I was fortunate enough to have worked for a friend of mine’s brother who was an entrepreneur, and made me realizes starting your own business isn’t rocket science. I also had the pleasure of living with a guy who’s a serial entrepreneur and blatantly refused to get a job on more than one occasion. They both really inspired me to not listen to what people say, and to just do my own thing, and that a good idea will validate itself.
Since Karl isn’t here to defend himself I’ll answer for him. I think Karl was also an entrepreneur, but just didn’t have the drive, or the right idea to prompt him to go all the way. I mean It really didn’t take much convincing to convince him quit his cosy overpaid programming gig.
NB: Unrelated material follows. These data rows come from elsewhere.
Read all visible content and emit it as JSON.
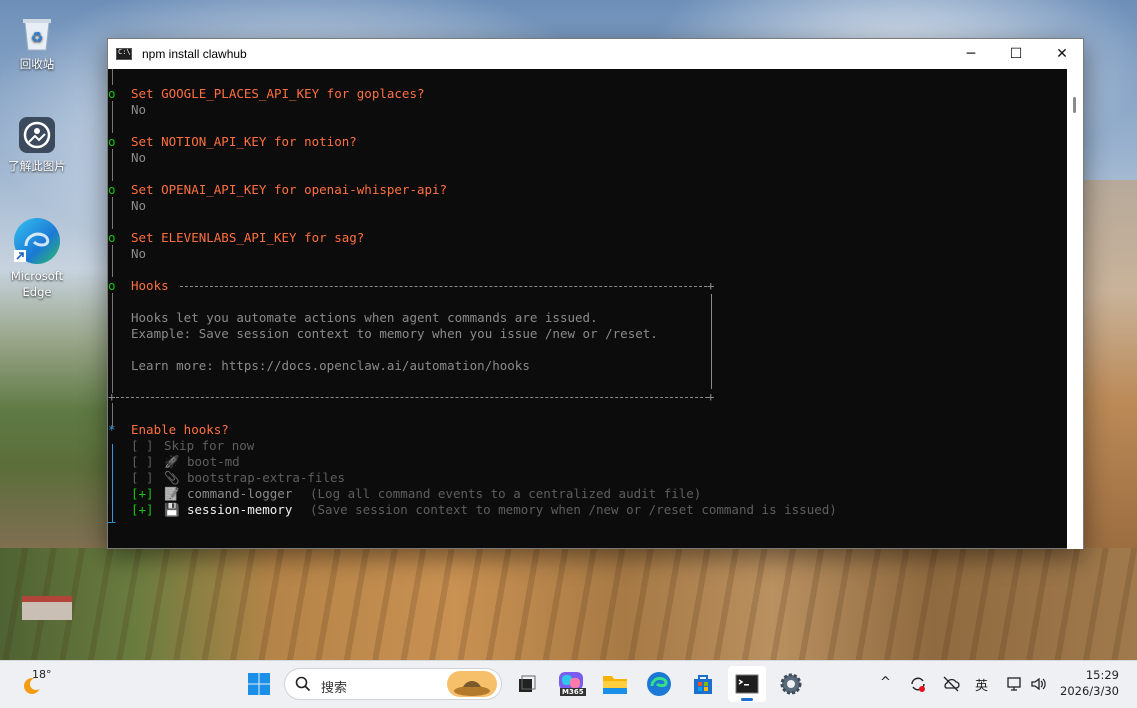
{
  "desktop": {
    "icons": [
      {
        "label": "回收站",
        "icon": "recycle-bin-icon"
      },
      {
        "label": "了解此图片",
        "icon": "learn-picture-icon"
      },
      {
        "label": "Microsoft Edge",
        "icon": "edge-icon"
      }
    ]
  },
  "window": {
    "title": "npm install clawhub",
    "buttons": {
      "minimize": "─",
      "maximize": "☐",
      "close": "✕"
    }
  },
  "terminal": {
    "bullet": "o",
    "prompts": [
      {
        "question": "Set GOOGLE_PLACES_API_KEY for goplaces?",
        "answer": "No"
      },
      {
        "question": "Set NOTION_API_KEY for notion?",
        "answer": "No"
      },
      {
        "question": "Set OPENAI_API_KEY for openai-whisper-api?",
        "answer": "No"
      },
      {
        "question": "Set ELEVENLABS_API_KEY for sag?",
        "answer": "No"
      }
    ],
    "hooks": {
      "title": "Hooks",
      "line1": "Hooks let you automate actions when agent commands are issued.",
      "line2": "Example: Save session context to memory when you issue /new or /reset.",
      "line3": "Learn more: https://docs.openclaw.ai/automation/hooks"
    },
    "enable": {
      "marker": "*",
      "question": "Enable hooks?",
      "options": [
        {
          "box": "[ ]",
          "icon": "",
          "label": "Skip for now",
          "desc": ""
        },
        {
          "box": "[ ]",
          "icon": "🚀",
          "label": "boot-md",
          "desc": ""
        },
        {
          "box": "[ ]",
          "icon": "📎",
          "label": "bootstrap-extra-files",
          "desc": ""
        },
        {
          "box": "[+]",
          "icon": "📝",
          "label": "command-logger",
          "desc": "(Log all command events to a centralized audit file)"
        },
        {
          "box": "[+]",
          "icon": "💾",
          "label": "session-memory",
          "desc": "(Save session context to memory when /new or /reset command is issued)"
        }
      ]
    },
    "cursor": "—"
  },
  "taskbar": {
    "weather": {
      "temp": "18°"
    },
    "search_placeholder": "搜索",
    "apps": [
      "start-icon",
      "search",
      "task-view-icon",
      "m365-icon",
      "file-explorer-icon",
      "edge-icon",
      "store-icon",
      "terminal-icon",
      "settings-icon"
    ],
    "m365_label": "M365",
    "tray": {
      "chevron": "^",
      "ime": "英"
    },
    "time": "15:29",
    "date": "2026/3/30"
  }
}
7. What Vancouver celebrity would you most be excited to have as a member of the team and why?
I’m a big Matthew Good fan, and since we’re in music biz it definitely wouldn’t hurt. If not him then Colbie Smulders because I think we could get more notoriety simply by association.
8. What’s your advice for current or future entrepreneurs?
If someone tells you you’re crazy and your idea is nuts you’re on the right track. If people validate your idea too quickly their humouring you, or don’t know what the hell you’re talking about. There’s a great Ted Talk that really motivated me at the beginning, and I often find myself citing it to others when trying to convince them to do things, I’d explain it, but hopefully you’ve clicked the link and watched the video already,
Having a good tag line doesn’t hurt either.. Something like “Thank you for your time, and we hope that you’ll join us and get Indiloop!”
*End of interview*
The music industry is one that has had to change in many interesting ways. It has had to adapt to the changing rules of the game that technology has disrupted time and time again. Mixing songs for easy everyday use by the normal consumer is a recent trend in that has emerged the last five years. What Indiloop is doing is pretty interesting with the refreshed way of music sharing on the user side and especially, the new music distribution strategy for rising and established artists. The key here is adoption and changing habits. Always a challenge but very doable with the right amount of smarts, timing, and persistence.
You can follow Indiloop on Facebook
*Vancouver Entrepreneurs is a weekly feature on the city’s most notable entrepreneurs and startups that are making a local and even a global impact. If you think your venture deserves to be on the series, send an email to firstname.lastname@example.org to explain why you’re a fit”